Problem details. Your task is to copy every line of the entries that contains "unit".

The data.
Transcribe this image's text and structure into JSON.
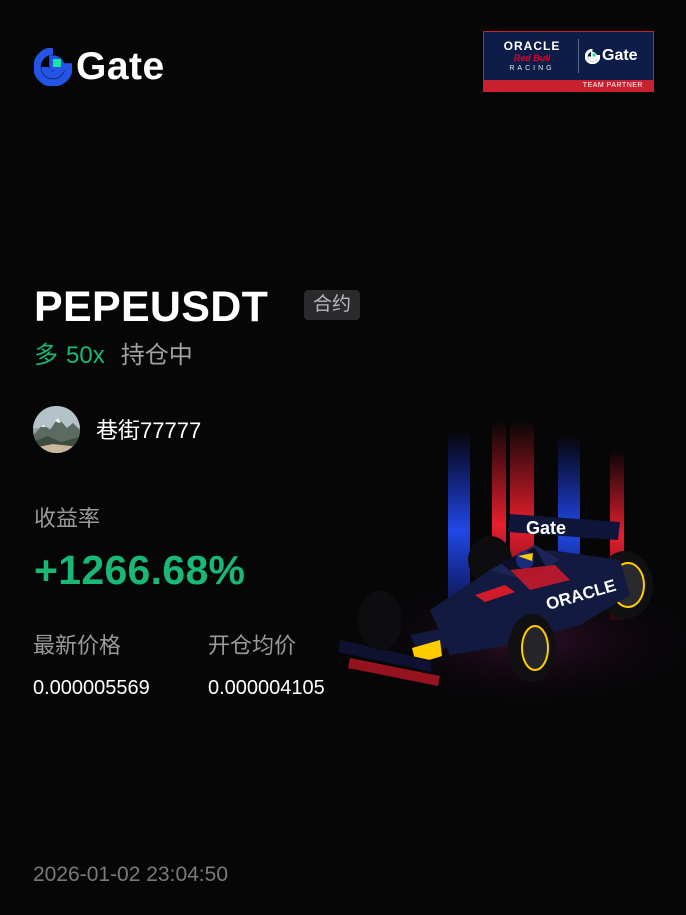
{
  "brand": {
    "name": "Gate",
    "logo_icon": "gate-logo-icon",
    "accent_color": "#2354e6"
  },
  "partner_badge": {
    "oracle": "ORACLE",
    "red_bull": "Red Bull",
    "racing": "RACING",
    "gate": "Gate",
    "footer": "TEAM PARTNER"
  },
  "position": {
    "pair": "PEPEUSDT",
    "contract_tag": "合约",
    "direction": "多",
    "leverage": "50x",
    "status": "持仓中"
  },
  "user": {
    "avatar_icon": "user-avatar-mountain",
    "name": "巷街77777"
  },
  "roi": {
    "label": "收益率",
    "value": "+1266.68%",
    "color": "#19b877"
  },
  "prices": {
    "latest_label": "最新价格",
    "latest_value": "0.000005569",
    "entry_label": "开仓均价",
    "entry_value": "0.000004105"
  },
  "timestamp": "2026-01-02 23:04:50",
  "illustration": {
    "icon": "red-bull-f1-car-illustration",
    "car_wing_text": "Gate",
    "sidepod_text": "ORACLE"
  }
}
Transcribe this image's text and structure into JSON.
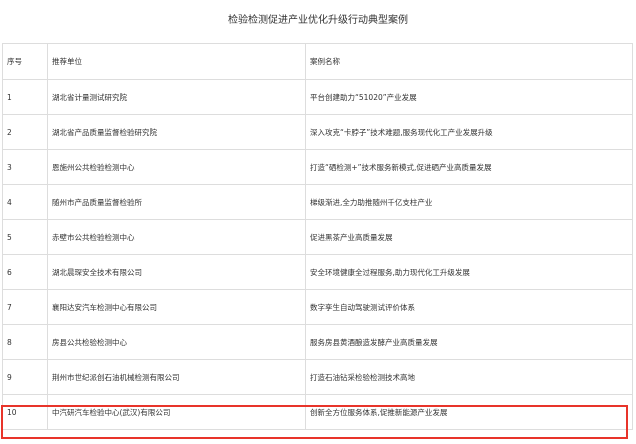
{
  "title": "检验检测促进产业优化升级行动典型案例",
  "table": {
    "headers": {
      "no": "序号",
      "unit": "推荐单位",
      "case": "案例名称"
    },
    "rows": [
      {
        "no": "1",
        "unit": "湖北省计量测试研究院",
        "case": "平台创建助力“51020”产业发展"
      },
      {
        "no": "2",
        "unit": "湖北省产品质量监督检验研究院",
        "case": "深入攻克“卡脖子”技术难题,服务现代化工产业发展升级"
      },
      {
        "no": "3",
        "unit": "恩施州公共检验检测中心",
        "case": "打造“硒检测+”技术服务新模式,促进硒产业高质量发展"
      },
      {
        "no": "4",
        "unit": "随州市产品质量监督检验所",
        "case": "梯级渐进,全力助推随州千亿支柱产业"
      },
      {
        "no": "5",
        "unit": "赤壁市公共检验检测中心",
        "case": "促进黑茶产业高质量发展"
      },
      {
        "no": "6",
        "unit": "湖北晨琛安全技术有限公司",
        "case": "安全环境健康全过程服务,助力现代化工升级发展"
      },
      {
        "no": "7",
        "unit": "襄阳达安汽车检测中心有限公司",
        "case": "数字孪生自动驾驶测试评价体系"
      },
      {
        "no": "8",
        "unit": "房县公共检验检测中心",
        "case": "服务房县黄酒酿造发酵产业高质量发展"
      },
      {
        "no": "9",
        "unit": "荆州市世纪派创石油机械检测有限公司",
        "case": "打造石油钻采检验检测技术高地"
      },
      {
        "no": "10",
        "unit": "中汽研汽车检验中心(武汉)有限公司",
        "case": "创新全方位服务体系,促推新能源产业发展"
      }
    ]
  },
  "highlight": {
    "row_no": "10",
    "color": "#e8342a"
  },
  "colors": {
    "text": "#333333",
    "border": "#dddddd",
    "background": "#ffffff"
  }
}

Response for this exercise.
      "unit": "推荐单位",
        "unit": "湖北省计量测试研究院",
        "unit": "湖北省产品质量监督检验研究院",
        "unit": "恩施州公共检验检测中心",
        "unit": "随州市产品质量监督检验所",
        "unit": "赤壁市公共检验检测中心",
        "unit": "湖北晨琛安全技术有限公司",
        "unit": "襄阳达安汽车检测中心有限公司",
        "unit": "房县公共检验检测中心",
        "unit": "荆州市世纪派创石油机械检测有限公司",
        "unit": "中汽研汽车检验中心(武汉)有限公司",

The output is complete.